- California Gov. Jerry Brown has stated that his state will drive ed reforms around school accountability, instead of following the lead of the U.S. Department of Education.
- Brown held up California's Local Control Funding Formula as a model of success, calling it "a true system of local accountability.”
- EdSource reports that the Local Control Funding Formula legislation has helped the state commit more money in state funds to disadvantaged students than its share of federal Title I dollars earmarked for spending on low-income, ELL, and foster students.
California is apparently ahead of the pack, and districts might want to pay attention to what happens next under the new Every Student Succeeds Act. More than a decade before the ESSA, the Golden State passed the Public School Accountability Act. The 1999 bill called for requiring school districts to publish the test scores of diverse student subgroups, including blacks and Latinos.
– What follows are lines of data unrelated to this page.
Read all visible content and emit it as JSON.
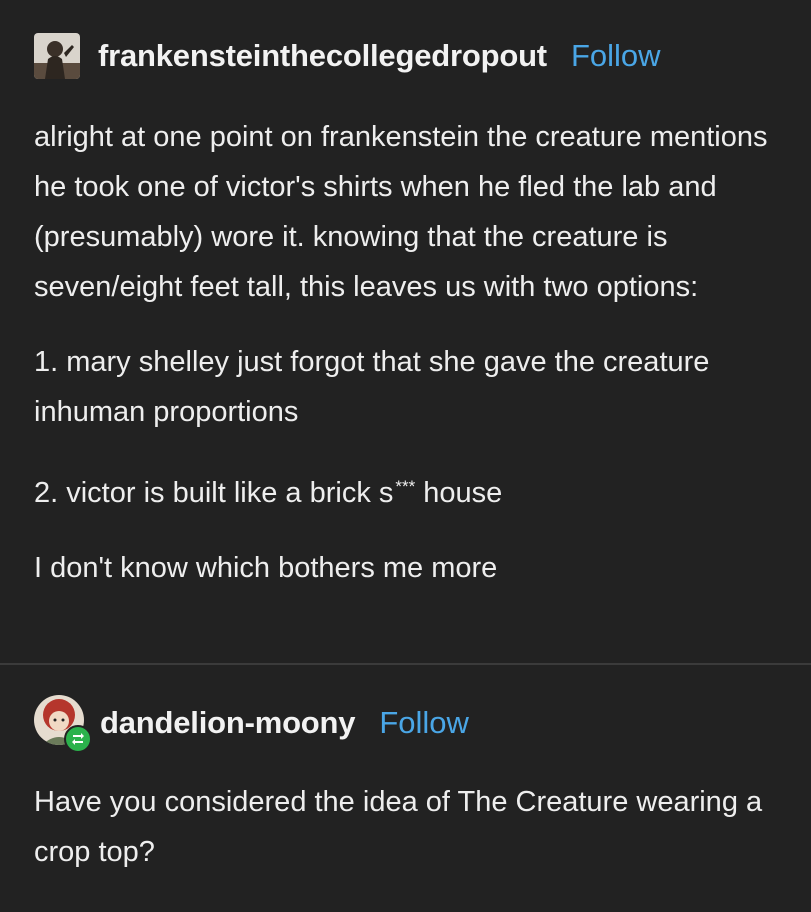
{
  "post1": {
    "username": "frankensteinthecollegedropout",
    "follow_label": "Follow",
    "paragraph1": "alright at one point on frankenstein the creature mentions he took one of victor's shirts when he fled the lab and (presumably) wore it. knowing that the creature is seven/eight feet tall, this leaves us with two options:",
    "option1": "1. mary shelley just forgot that she gave the creature inhuman proportions",
    "option2_prefix": "2. victor is built like a brick s",
    "option2_stars": "***",
    "option2_suffix": "house",
    "closing": "I don't know which bothers me more"
  },
  "post2": {
    "username": "dandelion-moony",
    "follow_label": "Follow",
    "text": "Have you considered the idea of The Creature wearing a crop top?"
  },
  "colors": {
    "background": "#222222",
    "text": "#eeeeee",
    "follow": "#4aa6e6",
    "reblog_badge": "#2bb24c"
  },
  "icons": {
    "avatar1": "bust-sculpture-avatar",
    "avatar2": "red-haired-character-avatar",
    "reblog": "reblog-icon"
  }
}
Currently, the state is also leading the way when it comes to dismantling the school-to-prison pipeline. A November 2015 survey from UCLA's Civil Rights Project shows that academic success actually tracks with a reduction in suspensions for students, “suggesting that the move away from harsh discipline practices benefited schools,” according to The Huffington Post.
Still, even though California has leapt ahead of other states around accountability, it needs to pay attention to a standardized testing opt-out rate that threatens its share of federal funding.
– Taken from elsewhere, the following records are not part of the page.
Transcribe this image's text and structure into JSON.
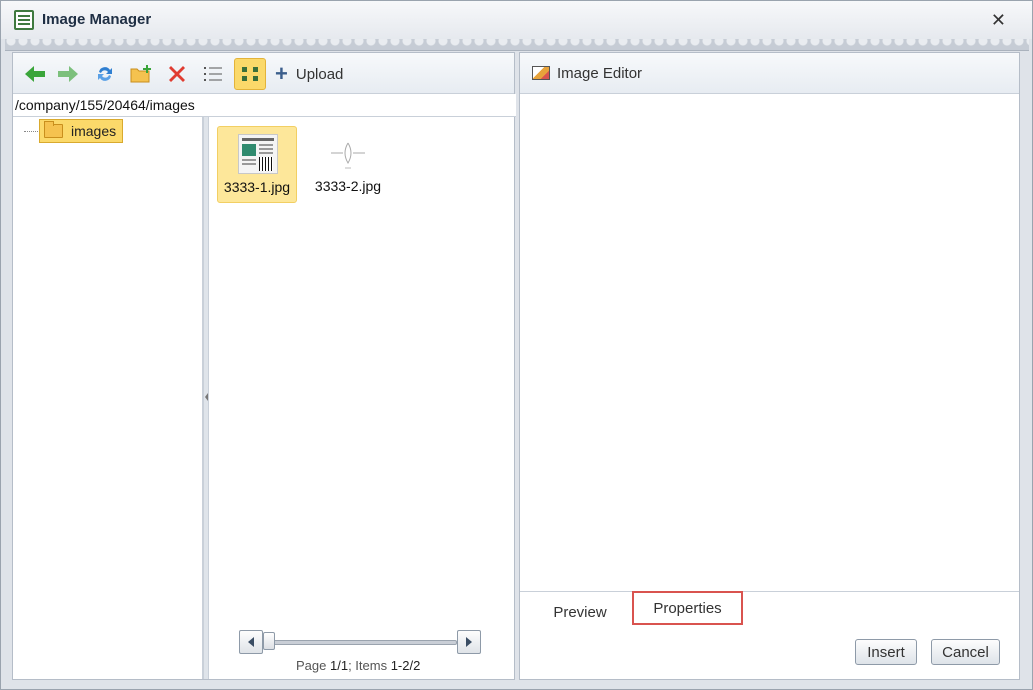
{
  "window": {
    "title": "Image Manager",
    "close_icon": "close-icon"
  },
  "toolbar": {
    "buttons": [
      {
        "name": "back",
        "icon": "arrow-left-icon",
        "color": "#3aa53a"
      },
      {
        "name": "forward",
        "icon": "arrow-right-icon",
        "color": "#7cc07c"
      },
      {
        "name": "refresh",
        "icon": "refresh-icon",
        "color": "#2f7fd1"
      },
      {
        "name": "new-folder",
        "icon": "new-folder-icon",
        "color": "#f0b43c"
      },
      {
        "name": "delete",
        "icon": "delete-icon",
        "color": "#e03c31"
      },
      {
        "name": "list-view",
        "icon": "list-view-icon",
        "color": "#555555"
      },
      {
        "name": "thumbnail-view",
        "icon": "thumbnail-view-icon",
        "color": "#3a6f3a",
        "active": true
      }
    ],
    "upload_label": "Upload"
  },
  "path": "/company/155/20464/images",
  "tree": {
    "root_label": "images"
  },
  "files": [
    {
      "name": "3333-1.jpg",
      "selected": true
    },
    {
      "name": "3333-2.jpg",
      "selected": false
    }
  ],
  "pager": {
    "prefix_page": "Page ",
    "page": "1/1",
    "sep": "; Items ",
    "items": "1-2/2"
  },
  "editor": {
    "title": "Image Editor"
  },
  "tabs": {
    "preview": "Preview",
    "properties": "Properties"
  },
  "actions": {
    "insert": "Insert",
    "cancel": "Cancel"
  },
  "colors": {
    "selection": "#fbd96a",
    "highlight_border": "#d9534f"
  }
}
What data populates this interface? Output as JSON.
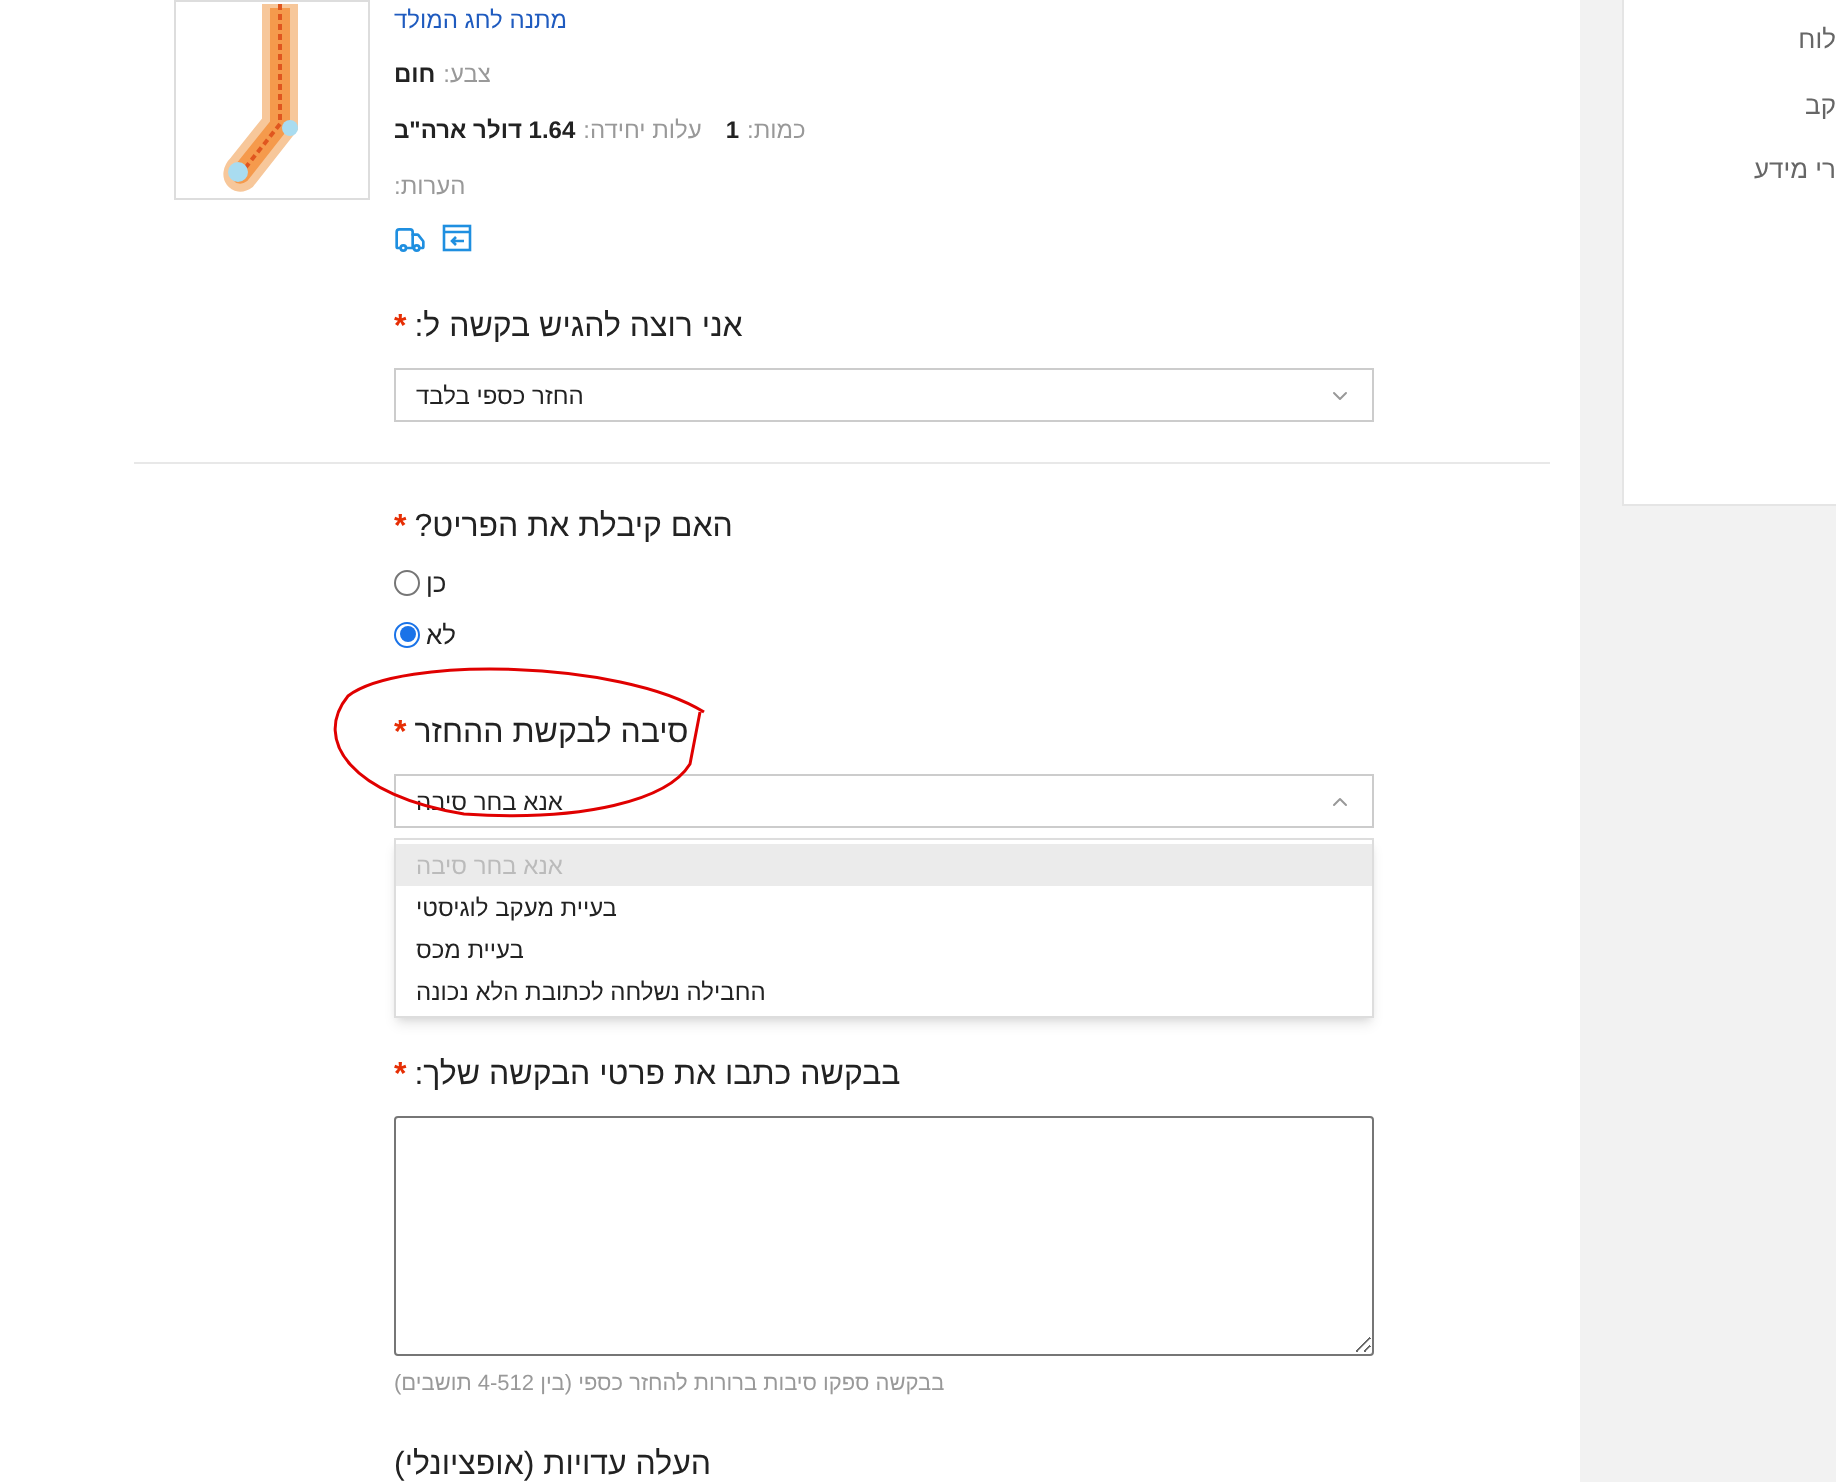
{
  "required_marker": "*",
  "product": {
    "title": "מתנה לחג המולד",
    "color_label": "צבע:",
    "color_value": "חום",
    "quantity_label": "כמות:",
    "quantity": "1",
    "unit_price_label": "עלות יחידה:",
    "unit_price": "1.64 דולר ארה\"ב",
    "notes_label": "הערות:"
  },
  "request_type": {
    "label": "אני רוצה להגיש בקשה ל:",
    "required": true,
    "value": "החזר כספי בלבד",
    "expanded": false
  },
  "received": {
    "label": "האם קיבלת את הפריט?",
    "required": true,
    "options": [
      {
        "label": "כן",
        "selected": false
      },
      {
        "label": "לא",
        "selected": true
      }
    ]
  },
  "reason": {
    "label": "סיבה לבקשת ההחזר",
    "required": true,
    "value": "אנא בחר סיבה",
    "expanded": true,
    "options": [
      {
        "label": "אנא בחר סיבה",
        "disabled": true,
        "selected": true
      },
      {
        "label": "בעיית מעקב לוגיסטי",
        "disabled": false,
        "selected": false
      },
      {
        "label": "בעיית מכס",
        "disabled": false,
        "selected": false
      },
      {
        "label": "החבילה נשלחה לכתובת הלא נכונה",
        "disabled": false,
        "selected": false
      }
    ]
  },
  "details": {
    "label": "בבקשה כתבו את פרטי הבקשה שלך:",
    "required": true,
    "hint": "בבקשה ספקו סיבות ברורות להחזר כספי (בין 4-512 תושבים)"
  },
  "evidence": {
    "label": "העלה עדויות (אופציונלי)",
    "required": false
  },
  "sidebar": {
    "items": [
      "לוח",
      "קב",
      "רי מידע"
    ]
  }
}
Dismantling the school-to-prison pipeline and closing the "discipline gap" that plagues minorities in U.S. schools is an ongoing challenge for districts and schools across the nation. Previously, UCLA's “Are We Closing the School Discipline Gap?” found that, out of 3.5 million public school students suspended at least once in 2011-12, 16% of black students had been suspended as opposed to just 5% of whites.
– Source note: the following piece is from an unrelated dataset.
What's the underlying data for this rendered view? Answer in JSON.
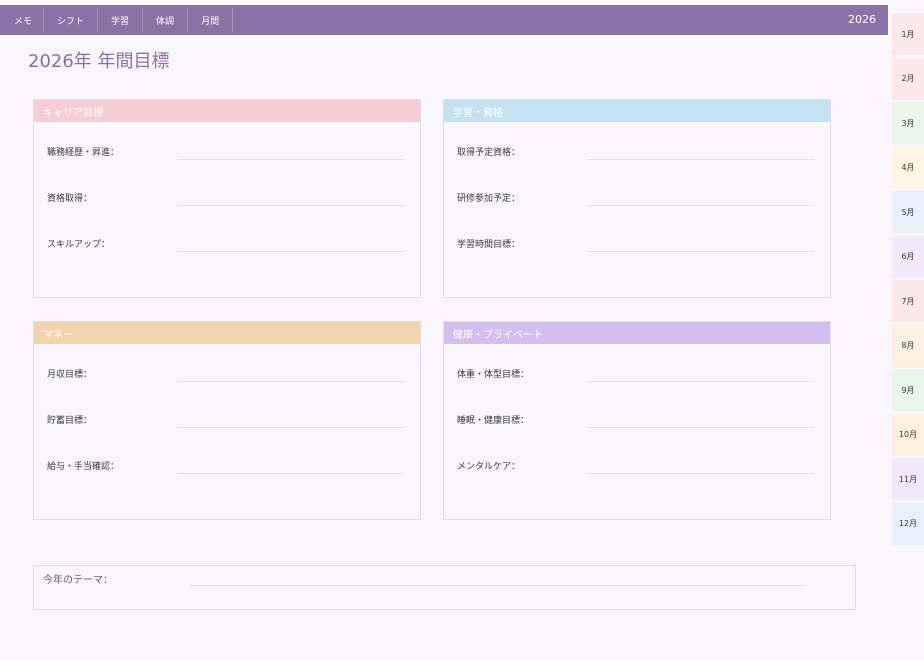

Minority students are also disproportionately suspended in Southern states.